Recently, I received an email and this picture from a newly formed book group that had chosen Firegirl as their first book. I am touched and honored.
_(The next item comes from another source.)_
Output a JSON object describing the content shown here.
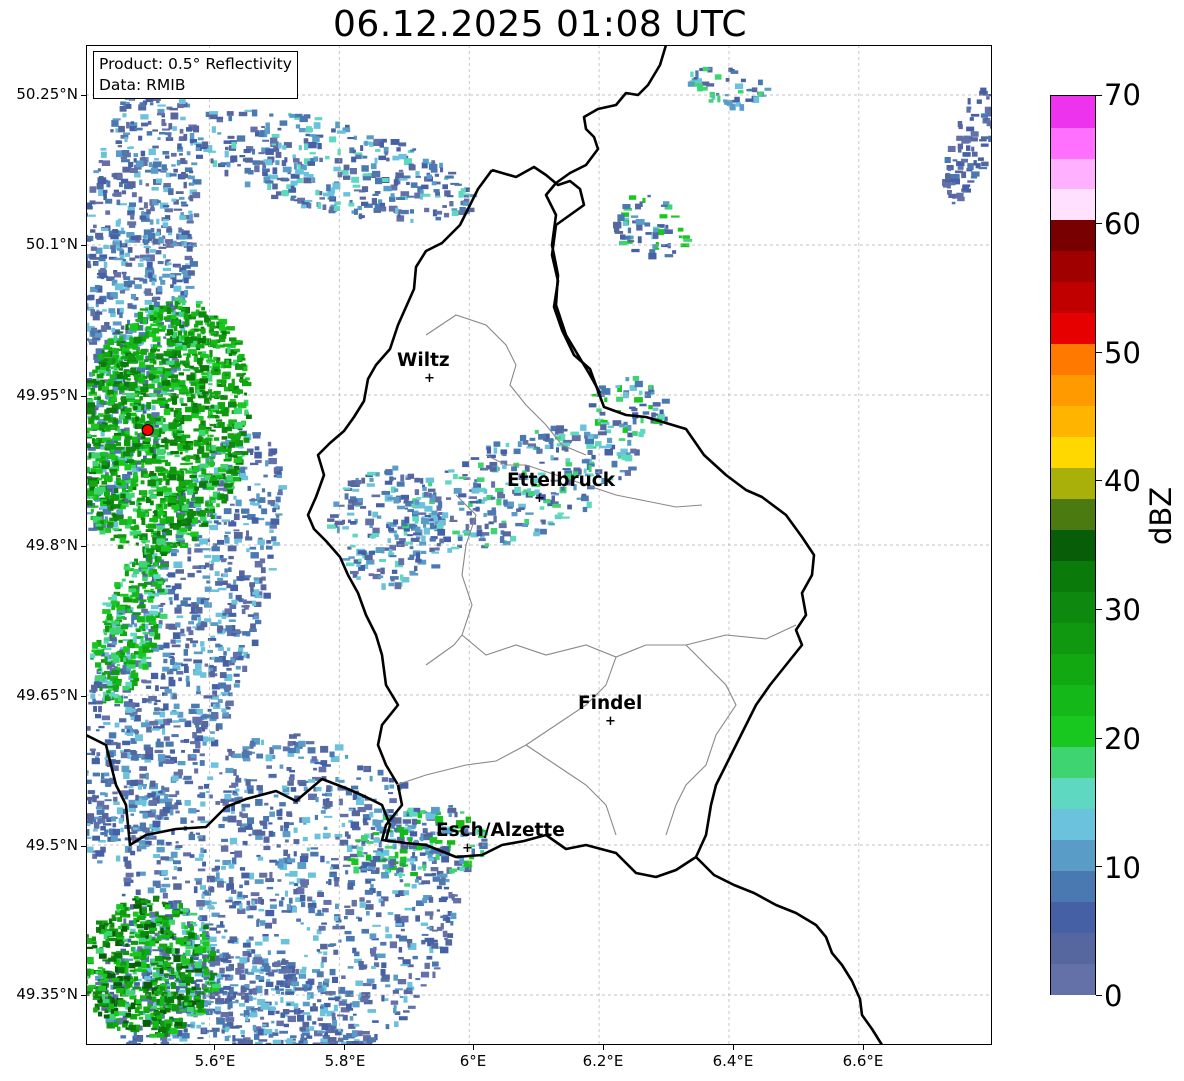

It's a humbling thing to think of people reading the story. It's a personal story, in that it was inspired by something that happened when I was in 7th grade. There was a girl like Jessica, a friend like Jeff, a class election, a Cobra, all of that. The story, when I wrote it, quickly became its own, and the original incidents were magnified and enlarged and many new things imagined and added.I think, for me, one of the things I found in writing it was that it was a sort of a do-over for me, a second chance, in the writing itself, to have things come out differently, better. The tiny things, the little powers, those are what make the big changes, I think. And we all have it in ourselves to do small things. We're so often afraid or embarrassed to "get out there" and do something. Once you do something kind, it may prove to have been less awkward and painful than we thought. It's a lesson that we forget and that doesn't get easier to do.It's sometimes hard to hear readers talk about Jeff. He's definitely a character who is mostly negative, but who is, finally, an agent of change in both Jessica and Tom. Some readers want to yell at him. Readers sometimes ask if there is another story about Tom and Jessica, readers wanting to know what happens next. As a matter of fact, I have (slowly) been sketching out a companion book, but I was fairly startled to discover that the story revolves this time around Jeff. He's fallen on harder times than in Firegirl, and it's a story about some kind of connection between him and Tom, who had dropped him at the end of Firegirl. Anyway, I suppose that's beside the point.I hope the discussion was strong and fiery. No one's thoughts are unhelpful. Everyone's input is part of the great conversation.